Copy out the data below, all of it, exactly.

◆ Data:
>>>>>

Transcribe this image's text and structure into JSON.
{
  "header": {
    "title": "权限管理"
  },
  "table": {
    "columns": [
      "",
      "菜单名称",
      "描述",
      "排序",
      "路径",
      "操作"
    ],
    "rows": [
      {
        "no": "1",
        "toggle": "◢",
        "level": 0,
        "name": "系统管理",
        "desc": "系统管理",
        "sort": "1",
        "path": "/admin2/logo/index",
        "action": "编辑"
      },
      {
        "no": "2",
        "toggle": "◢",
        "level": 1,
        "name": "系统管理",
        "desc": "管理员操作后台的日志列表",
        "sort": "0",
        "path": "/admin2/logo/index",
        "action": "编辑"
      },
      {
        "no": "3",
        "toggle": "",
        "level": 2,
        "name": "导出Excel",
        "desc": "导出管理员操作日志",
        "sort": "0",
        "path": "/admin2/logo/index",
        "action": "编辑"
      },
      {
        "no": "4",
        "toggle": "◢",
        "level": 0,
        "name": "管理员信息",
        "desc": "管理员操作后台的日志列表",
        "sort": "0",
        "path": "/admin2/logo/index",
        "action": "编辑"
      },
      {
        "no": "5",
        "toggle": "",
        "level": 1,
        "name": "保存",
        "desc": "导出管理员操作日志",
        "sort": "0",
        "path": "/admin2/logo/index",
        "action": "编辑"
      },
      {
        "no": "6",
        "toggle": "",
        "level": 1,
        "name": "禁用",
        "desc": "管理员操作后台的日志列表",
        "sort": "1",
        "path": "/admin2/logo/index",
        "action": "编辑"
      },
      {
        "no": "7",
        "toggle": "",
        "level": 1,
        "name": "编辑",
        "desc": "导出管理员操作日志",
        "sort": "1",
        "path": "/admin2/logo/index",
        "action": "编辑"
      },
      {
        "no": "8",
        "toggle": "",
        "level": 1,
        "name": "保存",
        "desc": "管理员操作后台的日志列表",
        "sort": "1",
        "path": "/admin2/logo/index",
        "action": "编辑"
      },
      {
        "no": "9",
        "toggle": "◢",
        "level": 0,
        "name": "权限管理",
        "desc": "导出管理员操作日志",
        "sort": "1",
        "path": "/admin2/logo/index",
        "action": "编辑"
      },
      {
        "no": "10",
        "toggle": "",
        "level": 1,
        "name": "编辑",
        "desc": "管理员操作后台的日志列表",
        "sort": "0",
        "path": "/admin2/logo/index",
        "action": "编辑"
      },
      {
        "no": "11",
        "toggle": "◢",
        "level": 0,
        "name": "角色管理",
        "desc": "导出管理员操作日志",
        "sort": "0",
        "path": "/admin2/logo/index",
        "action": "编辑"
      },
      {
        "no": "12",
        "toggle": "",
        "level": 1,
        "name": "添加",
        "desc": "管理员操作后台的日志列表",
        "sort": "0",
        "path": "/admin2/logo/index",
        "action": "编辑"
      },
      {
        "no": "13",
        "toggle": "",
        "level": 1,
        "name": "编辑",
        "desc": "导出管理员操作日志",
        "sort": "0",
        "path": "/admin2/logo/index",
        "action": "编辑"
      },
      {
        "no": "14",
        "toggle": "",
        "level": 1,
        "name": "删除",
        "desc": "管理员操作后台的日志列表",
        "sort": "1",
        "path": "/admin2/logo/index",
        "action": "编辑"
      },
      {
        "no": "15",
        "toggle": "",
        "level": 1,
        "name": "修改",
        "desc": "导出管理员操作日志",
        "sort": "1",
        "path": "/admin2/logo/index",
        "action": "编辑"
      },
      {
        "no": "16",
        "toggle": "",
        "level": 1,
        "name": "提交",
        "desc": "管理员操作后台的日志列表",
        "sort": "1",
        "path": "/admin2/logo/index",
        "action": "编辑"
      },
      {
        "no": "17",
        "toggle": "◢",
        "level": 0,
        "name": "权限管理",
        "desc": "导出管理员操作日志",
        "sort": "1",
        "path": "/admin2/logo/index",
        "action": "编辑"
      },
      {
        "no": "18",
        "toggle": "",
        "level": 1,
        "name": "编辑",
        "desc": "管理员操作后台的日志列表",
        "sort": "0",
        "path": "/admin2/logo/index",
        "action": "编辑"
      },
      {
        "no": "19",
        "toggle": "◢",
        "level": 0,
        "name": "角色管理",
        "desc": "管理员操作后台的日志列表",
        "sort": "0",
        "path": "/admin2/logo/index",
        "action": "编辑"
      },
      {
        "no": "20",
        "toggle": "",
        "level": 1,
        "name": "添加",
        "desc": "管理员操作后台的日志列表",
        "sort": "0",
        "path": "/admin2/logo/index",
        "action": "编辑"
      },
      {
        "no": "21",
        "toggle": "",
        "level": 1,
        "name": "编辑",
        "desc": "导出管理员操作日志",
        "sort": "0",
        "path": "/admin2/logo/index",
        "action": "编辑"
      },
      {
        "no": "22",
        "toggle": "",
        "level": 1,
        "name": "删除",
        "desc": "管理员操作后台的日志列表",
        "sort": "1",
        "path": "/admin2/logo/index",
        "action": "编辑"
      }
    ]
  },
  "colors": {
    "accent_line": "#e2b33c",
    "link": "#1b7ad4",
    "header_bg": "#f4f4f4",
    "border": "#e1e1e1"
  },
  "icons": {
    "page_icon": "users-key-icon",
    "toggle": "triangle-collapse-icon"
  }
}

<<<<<

◆ Finished task:
Transcribe this image's text and structure into JSON.
{
  "header": {
    "title": "权限管理"
  },
  "table": {
    "columns": [
      "",
      "菜单名称",
      "描述",
      "排序",
      "路径",
      "操作"
    ],
    "rows": [
      {
        "no": "1",
        "toggle": "◢",
        "level": 0,
        "name": "系统管理",
        "desc": "系统管理",
        "sort": "1",
        "path": "/admin2/logo/index",
        "action": "编辑"
      },
      {
        "no": "2",
        "toggle": "◢",
        "level": 1,
        "name": "系统管理",
        "desc": "管理员操作后台的日志列表",
        "sort": "0",
        "path": "/admin2/logo/index",
        "action": "编辑"
      },
      {
        "no": "3",
        "toggle": "",
        "level": 2,
        "name": "导出Excel",
        "desc": "导出管理员操作日志",
        "sort": "0",
        "path": "/admin2/logo/index",
        "action": "编辑"
      },
      {
        "no": "4",
        "toggle": "◢",
        "level": 0,
        "name": "管理员信息",
        "desc": "管理员操作后台的日志列表",
        "sort": "0",
        "path": "/admin2/logo/index",
        "action": "编辑"
      },
      {
        "no": "5",
        "toggle": "",
        "level": 1,
        "name": "保存",
        "desc": "导出管理员操作日志",
        "sort": "0",
        "path": "/admin2/logo/index",
        "action": "编辑"
      },
      {
        "no": "6",
        "toggle": "",
        "level": 1,
        "name": "禁用",
        "desc": "管理员操作后台的日志列表",
        "sort": "1",
        "path": "/admin2/logo/index",
        "action": "编辑"
      },
      {
        "no": "7",
        "toggle": "",
        "level": 1,
        "name": "编辑",
        "desc": "导出管理员操作日志",
        "sort": "1",
        "path": "/admin2/logo/index",
        "action": "编辑"
      },
      {
        "no": "8",
        "toggle": "",
        "level": 1,
        "name": "保存",
        "desc": "管理员操作后台的日志列表",
        "sort": "1",
        "path": "/admin2/logo/index",
        "action": "编辑"
      },
      {
        "no": "9",
        "toggle": "◢",
        "level": 0,
        "name": "权限管理",
        "desc": "导出管理员操作日志",
        "sort": "1",
        "path": "/admin2/logo/index",
        "action": "编辑"
      },
      {
        "no": "10",
        "toggle": "",
        "level": 1,
        "name": "编辑",
        "desc": "管理员操作后台的日志列表",
        "sort": "0",
        "path": "/admin2/logo/index",
        "action": "编辑"
      },
      {
        "no": "11",
        "toggle": "◢",
        "level": 0,
        "name": "角色管理",
        "desc": "导出管理员操作日志",
        "sort": "0",
        "path": "/admin2/logo/index",
        "action": "编辑"
      },
      {
        "no": "12",
        "toggle": "",
        "level": 1,
        "name": "添加",
        "desc": "管理员操作后台的日志列表",
        "sort": "0",
        "path": "/admin2/logo/index",
        "action": "编辑"
      },
      {
        "no": "13",
        "toggle": "",
        "level": 1,
        "name": "编辑",
        "desc": "导出管理员操作日志",
        "sort": "0",
        "path": "/admin2/logo/index",
        "action": "编辑"
      },
      {
        "no": "14",
        "toggle": "",
        "level": 1,
        "name": "删除",
        "desc": "管理员操作后台的日志列表",
        "sort": "1",
        "path": "/admin2/logo/index",
        "action": "编辑"
      },
      {
        "no": "15",
        "toggle": "",
        "level": 1,
        "name": "修改",
        "desc": "导出管理员操作日志",
        "sort": "1",
        "path": "/admin2/logo/index",
        "action": "编辑"
      },
      {
        "no": "16",
        "toggle": "",
        "level": 1,
        "name": "提交",
        "desc": "管理员操作后台的日志列表",
        "sort": "1",
        "path": "/admin2/logo/index",
        "action": "编辑"
      },
      {
        "no": "17",
        "toggle": "◢",
        "level": 0,
        "name": "权限管理",
        "desc": "导出管理员操作日志",
        "sort": "1",
        "path": "/admin2/logo/index",
        "action": "编辑"
      },
      {
        "no": "18",
        "toggle": "",
        "level": 1,
        "name": "编辑",
        "desc": "管理员操作后台的日志列表",
        "sort": "0",
        "path": "/admin2/logo/index",
        "action": "编辑"
      },
      {
        "no": "19",
        "toggle": "◢",
        "level": 0,
        "name": "角色管理",
        "desc": "管理员操作后台的日志列表",
        "sort": "0",
        "path": "/admin2/logo/index",
        "action": "编辑"
      },
      {
        "no": "20",
        "toggle": "",
        "level": 1,
        "name": "添加",
        "desc": "管理员操作后台的日志列表",
        "sort": "0",
        "path": "/admin2/logo/index",
        "action": "编辑"
      },
      {
        "no": "21",
        "toggle": "",
        "level": 1,
        "name": "编辑",
        "desc": "导出管理员操作日志",
        "sort": "0",
        "path": "/admin2/logo/index",
        "action": "编辑"
      },
      {
        "no": "22",
        "toggle": "",
        "level": 1,
        "name": "删除",
        "desc": "管理员操作后台的日志列表",
        "sort": "1",
        "path": "/admin2/logo/index",
        "action": "编辑"
      }
    ]
  },
  "colors": {
    "accent_line": "#e2b33c",
    "link": "#1b7ad4",
    "header_bg": "#f4f4f4",
    "border": "#e1e1e1"
  },
  "icons": {
    "page_icon": "users-key-icon",
    "toggle": "triangle-collapse-icon"
  }
}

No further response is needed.